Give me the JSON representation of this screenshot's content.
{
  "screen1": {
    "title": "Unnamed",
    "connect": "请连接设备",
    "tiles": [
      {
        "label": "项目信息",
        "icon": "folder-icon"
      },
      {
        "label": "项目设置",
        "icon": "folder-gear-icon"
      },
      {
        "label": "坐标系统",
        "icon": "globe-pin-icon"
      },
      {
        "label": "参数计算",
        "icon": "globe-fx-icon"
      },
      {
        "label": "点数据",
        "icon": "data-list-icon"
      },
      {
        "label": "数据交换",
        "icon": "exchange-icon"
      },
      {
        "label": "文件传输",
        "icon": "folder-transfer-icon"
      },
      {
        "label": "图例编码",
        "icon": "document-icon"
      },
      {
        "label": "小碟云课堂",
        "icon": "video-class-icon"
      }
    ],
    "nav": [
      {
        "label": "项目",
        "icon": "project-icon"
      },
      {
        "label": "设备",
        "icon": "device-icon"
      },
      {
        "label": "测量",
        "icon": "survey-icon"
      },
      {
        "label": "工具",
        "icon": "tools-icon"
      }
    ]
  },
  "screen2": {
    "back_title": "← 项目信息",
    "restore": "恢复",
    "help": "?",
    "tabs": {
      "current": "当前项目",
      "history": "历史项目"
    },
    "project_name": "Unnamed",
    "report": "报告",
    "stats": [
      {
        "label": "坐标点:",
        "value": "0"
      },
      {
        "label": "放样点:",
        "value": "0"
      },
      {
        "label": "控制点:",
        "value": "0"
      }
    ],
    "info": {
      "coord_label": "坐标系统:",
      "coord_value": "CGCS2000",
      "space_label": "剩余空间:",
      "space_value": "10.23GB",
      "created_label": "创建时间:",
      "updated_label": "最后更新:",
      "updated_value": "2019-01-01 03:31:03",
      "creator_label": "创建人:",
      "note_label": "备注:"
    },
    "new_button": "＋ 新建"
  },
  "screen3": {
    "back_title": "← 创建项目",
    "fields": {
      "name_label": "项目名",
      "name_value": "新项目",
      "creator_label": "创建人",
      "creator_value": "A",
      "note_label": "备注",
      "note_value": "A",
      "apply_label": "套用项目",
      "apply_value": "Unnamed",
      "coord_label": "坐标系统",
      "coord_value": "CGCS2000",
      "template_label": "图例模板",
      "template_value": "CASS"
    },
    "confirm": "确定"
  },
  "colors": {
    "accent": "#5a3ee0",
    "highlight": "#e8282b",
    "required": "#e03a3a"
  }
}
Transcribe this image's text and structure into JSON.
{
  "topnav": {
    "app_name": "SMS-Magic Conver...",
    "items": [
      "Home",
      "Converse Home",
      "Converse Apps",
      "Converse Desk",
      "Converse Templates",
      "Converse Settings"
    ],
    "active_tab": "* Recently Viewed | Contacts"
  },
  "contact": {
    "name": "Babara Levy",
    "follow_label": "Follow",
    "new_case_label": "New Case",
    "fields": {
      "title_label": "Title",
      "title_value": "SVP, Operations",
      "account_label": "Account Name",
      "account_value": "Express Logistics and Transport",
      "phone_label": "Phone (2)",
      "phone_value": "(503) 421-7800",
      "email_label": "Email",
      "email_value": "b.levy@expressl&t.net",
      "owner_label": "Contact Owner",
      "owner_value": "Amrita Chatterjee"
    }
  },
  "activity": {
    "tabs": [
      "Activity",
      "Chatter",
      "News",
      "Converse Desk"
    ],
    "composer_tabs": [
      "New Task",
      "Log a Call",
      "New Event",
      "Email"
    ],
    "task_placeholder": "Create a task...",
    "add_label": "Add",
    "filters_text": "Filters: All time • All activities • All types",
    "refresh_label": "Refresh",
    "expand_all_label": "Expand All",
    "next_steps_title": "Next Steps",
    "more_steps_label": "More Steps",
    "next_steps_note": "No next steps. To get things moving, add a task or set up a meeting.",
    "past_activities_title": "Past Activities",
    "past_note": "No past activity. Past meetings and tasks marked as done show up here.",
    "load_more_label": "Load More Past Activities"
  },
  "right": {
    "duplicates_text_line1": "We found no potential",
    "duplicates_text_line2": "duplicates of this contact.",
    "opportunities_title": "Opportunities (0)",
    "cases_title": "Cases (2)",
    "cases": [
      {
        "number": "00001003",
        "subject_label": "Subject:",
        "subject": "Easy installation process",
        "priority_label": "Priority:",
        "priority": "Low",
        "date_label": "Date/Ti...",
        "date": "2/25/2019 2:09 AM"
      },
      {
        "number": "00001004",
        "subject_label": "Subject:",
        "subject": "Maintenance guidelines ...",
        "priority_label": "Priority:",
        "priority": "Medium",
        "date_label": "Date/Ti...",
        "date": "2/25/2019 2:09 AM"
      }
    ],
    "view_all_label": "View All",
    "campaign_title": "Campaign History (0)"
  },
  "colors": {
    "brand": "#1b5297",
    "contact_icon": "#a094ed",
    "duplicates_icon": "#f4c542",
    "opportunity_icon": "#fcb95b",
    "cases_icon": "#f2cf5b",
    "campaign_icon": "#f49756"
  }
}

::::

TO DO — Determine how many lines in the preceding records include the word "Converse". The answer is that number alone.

COMPLETED TASK — 6